Data records for software interfaces
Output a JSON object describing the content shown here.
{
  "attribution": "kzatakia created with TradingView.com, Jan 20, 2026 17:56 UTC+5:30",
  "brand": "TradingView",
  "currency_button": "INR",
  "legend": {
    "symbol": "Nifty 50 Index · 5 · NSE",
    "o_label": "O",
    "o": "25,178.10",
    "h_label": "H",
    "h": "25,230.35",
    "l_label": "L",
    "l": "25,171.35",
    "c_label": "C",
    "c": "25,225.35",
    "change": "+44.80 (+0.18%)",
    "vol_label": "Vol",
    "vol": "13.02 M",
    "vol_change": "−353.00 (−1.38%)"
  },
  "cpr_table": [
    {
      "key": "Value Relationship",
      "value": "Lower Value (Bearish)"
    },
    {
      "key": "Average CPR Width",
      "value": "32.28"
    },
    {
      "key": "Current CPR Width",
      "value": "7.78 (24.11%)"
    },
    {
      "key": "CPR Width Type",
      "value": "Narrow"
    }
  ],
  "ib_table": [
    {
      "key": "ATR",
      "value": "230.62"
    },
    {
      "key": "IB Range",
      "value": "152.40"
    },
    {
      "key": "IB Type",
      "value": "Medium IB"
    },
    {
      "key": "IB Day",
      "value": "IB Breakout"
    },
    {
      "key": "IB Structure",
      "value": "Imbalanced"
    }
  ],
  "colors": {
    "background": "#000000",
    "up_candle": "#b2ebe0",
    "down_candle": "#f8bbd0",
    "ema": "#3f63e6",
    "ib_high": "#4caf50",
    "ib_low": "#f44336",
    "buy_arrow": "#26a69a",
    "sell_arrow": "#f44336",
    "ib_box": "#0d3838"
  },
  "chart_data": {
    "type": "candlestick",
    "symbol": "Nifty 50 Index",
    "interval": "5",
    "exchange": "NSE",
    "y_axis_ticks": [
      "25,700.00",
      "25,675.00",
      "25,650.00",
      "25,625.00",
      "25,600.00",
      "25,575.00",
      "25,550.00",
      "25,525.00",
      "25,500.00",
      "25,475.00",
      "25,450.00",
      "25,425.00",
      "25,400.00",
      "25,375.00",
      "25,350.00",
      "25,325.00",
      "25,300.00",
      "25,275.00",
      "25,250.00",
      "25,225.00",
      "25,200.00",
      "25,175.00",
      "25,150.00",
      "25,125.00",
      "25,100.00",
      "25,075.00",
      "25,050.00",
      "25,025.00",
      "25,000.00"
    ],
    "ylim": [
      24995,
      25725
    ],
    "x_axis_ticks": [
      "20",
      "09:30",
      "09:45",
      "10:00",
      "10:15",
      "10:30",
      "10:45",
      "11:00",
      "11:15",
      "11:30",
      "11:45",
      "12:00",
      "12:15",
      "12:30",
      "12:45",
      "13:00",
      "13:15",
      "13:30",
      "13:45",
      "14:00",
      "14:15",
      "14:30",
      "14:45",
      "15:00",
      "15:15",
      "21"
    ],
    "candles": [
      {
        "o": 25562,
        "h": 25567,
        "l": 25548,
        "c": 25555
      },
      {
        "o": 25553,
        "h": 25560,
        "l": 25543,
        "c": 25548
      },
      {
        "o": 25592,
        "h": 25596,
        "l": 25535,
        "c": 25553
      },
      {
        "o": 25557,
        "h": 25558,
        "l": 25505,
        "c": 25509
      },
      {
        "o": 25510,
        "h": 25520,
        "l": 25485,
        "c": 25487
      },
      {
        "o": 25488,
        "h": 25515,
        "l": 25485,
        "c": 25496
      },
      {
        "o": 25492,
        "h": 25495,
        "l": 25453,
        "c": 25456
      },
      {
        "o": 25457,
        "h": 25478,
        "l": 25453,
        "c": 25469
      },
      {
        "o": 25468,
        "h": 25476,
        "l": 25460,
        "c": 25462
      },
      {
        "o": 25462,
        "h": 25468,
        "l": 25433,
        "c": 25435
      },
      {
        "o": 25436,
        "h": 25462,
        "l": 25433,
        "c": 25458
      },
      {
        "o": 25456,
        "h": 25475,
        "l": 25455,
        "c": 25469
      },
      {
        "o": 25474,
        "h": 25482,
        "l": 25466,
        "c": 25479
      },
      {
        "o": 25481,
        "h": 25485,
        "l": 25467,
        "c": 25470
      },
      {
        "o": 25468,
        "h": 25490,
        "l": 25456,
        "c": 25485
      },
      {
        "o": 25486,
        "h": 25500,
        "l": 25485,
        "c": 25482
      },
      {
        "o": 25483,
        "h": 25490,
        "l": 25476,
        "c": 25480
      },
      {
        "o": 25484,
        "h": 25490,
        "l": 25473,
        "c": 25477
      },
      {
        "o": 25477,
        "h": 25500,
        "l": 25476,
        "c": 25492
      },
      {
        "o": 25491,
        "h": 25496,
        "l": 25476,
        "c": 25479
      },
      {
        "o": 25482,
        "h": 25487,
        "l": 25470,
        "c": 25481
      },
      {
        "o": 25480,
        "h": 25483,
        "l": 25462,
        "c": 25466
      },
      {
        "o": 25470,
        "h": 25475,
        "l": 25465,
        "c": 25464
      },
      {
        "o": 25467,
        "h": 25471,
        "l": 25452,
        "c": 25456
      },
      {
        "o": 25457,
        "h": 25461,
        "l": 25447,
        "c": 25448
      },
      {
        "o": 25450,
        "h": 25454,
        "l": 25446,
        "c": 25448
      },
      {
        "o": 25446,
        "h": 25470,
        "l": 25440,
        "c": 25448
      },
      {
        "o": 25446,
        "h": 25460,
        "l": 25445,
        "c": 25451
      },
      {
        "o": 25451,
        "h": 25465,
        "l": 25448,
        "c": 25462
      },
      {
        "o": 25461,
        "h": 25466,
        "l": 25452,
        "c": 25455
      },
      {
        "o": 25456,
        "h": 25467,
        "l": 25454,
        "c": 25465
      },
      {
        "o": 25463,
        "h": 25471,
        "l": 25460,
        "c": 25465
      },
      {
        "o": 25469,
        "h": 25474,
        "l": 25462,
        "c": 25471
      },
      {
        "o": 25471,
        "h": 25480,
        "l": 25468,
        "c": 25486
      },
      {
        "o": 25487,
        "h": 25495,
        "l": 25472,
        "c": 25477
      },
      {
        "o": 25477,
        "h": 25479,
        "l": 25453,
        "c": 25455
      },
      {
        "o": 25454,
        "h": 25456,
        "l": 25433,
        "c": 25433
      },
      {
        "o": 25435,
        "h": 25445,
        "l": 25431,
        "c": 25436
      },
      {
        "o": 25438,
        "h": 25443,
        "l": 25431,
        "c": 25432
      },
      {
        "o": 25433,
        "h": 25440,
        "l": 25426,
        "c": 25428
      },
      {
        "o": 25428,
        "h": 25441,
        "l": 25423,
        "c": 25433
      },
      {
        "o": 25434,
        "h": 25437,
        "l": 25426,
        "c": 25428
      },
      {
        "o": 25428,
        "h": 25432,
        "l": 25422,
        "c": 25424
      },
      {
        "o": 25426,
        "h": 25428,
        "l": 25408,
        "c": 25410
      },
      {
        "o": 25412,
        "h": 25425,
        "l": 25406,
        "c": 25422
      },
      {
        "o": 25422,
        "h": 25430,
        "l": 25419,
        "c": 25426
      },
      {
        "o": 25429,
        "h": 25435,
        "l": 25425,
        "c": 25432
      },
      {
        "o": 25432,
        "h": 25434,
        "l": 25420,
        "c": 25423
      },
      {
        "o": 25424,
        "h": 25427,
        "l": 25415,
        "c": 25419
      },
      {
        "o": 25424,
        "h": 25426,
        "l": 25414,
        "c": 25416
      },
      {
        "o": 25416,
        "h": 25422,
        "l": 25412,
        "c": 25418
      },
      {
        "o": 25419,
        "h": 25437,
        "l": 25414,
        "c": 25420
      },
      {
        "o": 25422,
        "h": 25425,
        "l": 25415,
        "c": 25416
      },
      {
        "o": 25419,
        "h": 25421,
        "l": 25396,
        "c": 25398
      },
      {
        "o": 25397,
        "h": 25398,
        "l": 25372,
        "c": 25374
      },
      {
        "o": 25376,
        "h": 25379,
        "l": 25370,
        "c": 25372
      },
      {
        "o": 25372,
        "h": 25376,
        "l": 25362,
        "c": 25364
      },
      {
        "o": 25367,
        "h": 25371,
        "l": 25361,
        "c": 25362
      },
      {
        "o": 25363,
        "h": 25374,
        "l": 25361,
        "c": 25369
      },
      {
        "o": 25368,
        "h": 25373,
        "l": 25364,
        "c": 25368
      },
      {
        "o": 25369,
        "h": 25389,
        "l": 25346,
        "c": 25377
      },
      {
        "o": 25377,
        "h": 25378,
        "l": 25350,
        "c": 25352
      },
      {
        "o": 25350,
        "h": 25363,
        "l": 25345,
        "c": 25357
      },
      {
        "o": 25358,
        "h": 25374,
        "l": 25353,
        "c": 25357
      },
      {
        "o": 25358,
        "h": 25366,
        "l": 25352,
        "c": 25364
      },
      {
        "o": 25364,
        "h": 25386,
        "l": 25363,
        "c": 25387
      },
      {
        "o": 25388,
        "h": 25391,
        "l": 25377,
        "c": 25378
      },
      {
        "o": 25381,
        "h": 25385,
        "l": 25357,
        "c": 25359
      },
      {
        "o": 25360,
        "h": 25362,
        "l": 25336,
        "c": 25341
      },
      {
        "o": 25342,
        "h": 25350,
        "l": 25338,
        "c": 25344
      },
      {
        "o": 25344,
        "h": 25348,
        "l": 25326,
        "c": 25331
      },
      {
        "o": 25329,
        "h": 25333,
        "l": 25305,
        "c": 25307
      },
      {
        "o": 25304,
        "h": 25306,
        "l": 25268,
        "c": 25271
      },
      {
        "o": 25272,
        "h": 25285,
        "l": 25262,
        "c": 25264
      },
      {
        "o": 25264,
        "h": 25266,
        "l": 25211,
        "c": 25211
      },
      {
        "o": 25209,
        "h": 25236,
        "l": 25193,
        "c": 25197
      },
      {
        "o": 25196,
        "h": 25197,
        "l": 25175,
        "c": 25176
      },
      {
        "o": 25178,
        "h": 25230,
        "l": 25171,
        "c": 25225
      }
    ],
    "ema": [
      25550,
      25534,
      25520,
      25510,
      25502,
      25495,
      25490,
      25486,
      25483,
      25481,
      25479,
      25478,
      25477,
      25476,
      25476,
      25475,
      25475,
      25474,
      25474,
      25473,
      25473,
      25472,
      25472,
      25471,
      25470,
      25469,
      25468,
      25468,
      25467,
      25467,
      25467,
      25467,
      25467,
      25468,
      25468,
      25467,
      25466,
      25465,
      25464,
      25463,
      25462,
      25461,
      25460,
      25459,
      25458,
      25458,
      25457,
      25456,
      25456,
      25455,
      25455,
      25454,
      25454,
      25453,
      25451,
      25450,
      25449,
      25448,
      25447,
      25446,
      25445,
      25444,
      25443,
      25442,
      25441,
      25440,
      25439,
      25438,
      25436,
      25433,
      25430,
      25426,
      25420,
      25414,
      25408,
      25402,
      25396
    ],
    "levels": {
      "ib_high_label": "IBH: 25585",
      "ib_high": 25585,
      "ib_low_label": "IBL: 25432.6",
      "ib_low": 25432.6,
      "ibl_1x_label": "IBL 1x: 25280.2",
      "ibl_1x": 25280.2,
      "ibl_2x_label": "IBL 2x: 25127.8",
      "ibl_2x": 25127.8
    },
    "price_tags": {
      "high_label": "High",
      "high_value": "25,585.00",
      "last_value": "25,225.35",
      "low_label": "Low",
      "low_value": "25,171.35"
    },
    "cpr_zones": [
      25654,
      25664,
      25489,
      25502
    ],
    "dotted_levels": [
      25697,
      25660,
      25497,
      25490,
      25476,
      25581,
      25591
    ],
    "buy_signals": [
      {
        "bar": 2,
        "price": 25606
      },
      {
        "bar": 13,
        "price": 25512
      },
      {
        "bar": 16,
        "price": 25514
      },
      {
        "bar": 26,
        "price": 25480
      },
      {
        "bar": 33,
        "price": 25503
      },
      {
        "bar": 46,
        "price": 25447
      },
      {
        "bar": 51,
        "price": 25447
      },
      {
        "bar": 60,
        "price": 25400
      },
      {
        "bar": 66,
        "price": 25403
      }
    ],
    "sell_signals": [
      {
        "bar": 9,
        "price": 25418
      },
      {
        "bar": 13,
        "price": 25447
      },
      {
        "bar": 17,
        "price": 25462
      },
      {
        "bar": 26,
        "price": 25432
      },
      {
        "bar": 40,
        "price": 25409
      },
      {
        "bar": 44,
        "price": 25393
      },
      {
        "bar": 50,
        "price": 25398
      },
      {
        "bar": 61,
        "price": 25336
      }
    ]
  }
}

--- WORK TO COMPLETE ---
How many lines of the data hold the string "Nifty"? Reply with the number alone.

--- REPLY TO THE EXERCISE ---
2